Juan Alfonzo - The Science of Persistence and Dedication
By Ligia Lundine
"If you are an artist, scientist or a philosopher,
everything is hard and takes work if you want to be successful"
1980, Juan Alfonzo came to the United States from Venezuela
with the intention of studying English for a couple of months.
Today, 25 years later, with a Ph.D. in microbiology from the
Indiana University, and a successful and prolific scientific
career in several institutions (including the University of
California in Los Angeles and here at Ohio State), he recalls
those days with a nostalgic smile on his face. After finishing
his bachelor's degree at Indiana with a major in microbiology,
Alfonzo knew he wanted to pursue an advanced degree in science.
Despite his strong desire, things were not easy in the beginning.
In order to stay in Indiana, he worked for one year at a bakery
and it was precisely there when opportunity knocked at his
door. Only one week before the business declared bankruptcy,
Alfonzo ran into one of his former professors, who happened
to buy bread at the bakery. This professor offered Alfonzo
a job as a lab technician, marking the starting point in his
The impact that a professor can have in our lives is a recurring
element that weaves the threads of our careers. As a chemistry
student at Indiana University, Alfonzo was tremendously inspired
by Prof. Walter Konetzka, who taught an introductory microbiology
class. After one semester of taking Konetzka's class, Alfonzo
changed his major from chemistry to microbiology, and he knew
he had found his professional passion in life. Konetzka taught
more than 11,000 students during 37 years of his academic
and research career, and inspired many students, including
Alfonzo and other successful scientists.
With a promising scientific career in front of him, Alfonzo
had several options after he finished his doctoral degree
at University of California in Los Angeles. He was invited
to 14 universities to give job talks and present his research.
When it came to make the final decision, Ohio State stood
out among another six institutions. Alfonzo said the main
reason why he joined Ohio State was the potential to work
in the university's renowned Department of Microbiology, specifically
in the area of RNA biochemistry.
| An analogy to understand
- The DNA could be compared with the hard drive of a computer
where all the genetic information is stored. But having
the information just sitting there can do very little.
- The information needs to be translated into a form that
can be transformed into a function. That function is a
- To achieve that, a decoder is required, and this decoder
comes in the form of tRNA (transfer RNA) which could be
compared with a CD from a hard drive.
- Then the CD is put into a CD player and not until then,
the information can be used.
- What Alfonzo studies is the "CD" or tRNA,
a device that is able to transfer the information from
a hard drive into a form in which work can be done.
and his team of researchers, which includes a group of Ph.D.
students and post doctoral scientists who have decided to
join his lab, work with DNA¹ and RNA²
from parasites.
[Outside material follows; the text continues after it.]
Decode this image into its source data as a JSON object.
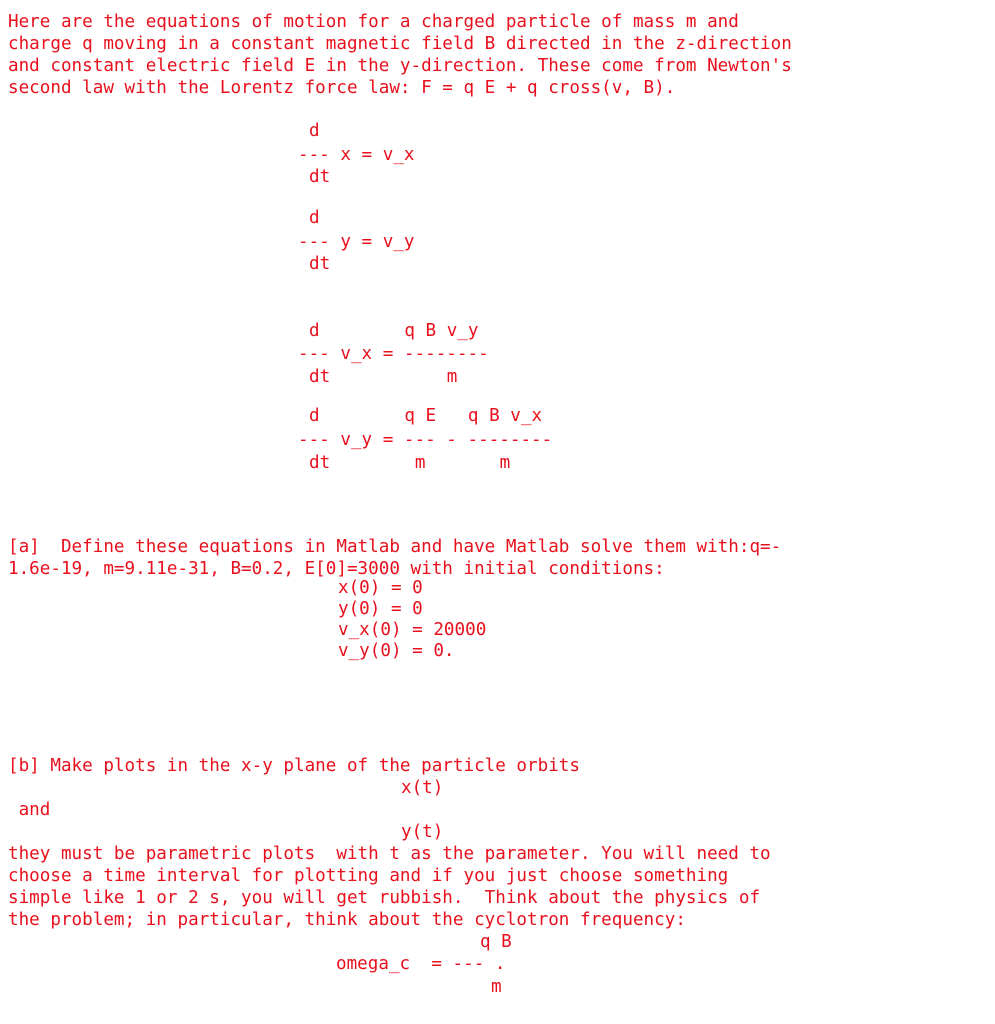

The latter are protozoan, microscopic organisms
that cannot be seen with the naked eye. Alfonzo and his group
are interested in exploiting the differences between parasites
and human beings for the purpose of providing therapies for
the diseases these parasites cause.
As a message to the Latin@ community at Ohio State, Alfonzo
recalls a quote from Aquiles Nasoa, a Venezuelan poet: "When
you write to eat, you don't eat and you don't write."
Alfonzo says: "You better do things for the right reason,
if you are going to write, it should be because you like to
write. The eating takes care of itself." During his career,
Alfonzo has noticed that few Latin@ students and even students
in general show much interest in science. He has heard comments
from his students complaining about the fact that science
seems to be too difficult and too demanding. But Alfonzo states:
"In every field of knowledge, if you think it will not
take a lot of work, you have been a little bit misguided...
everything else being equal, every discipline takes work."
¹DNA: Deoxyribonucleic acid that carries genetic
information in the cell and is capable of self-replication
and synthesis of RNA. Source: www.dictionary.com 2005.
²RNA: Ribonucleic acid: A polymeric constituent
of all living cells and many viruses, consisting of a long,
usually single-stranded chain of alternating phosphate and
ribose units. Source: www.dictionary.com 2005.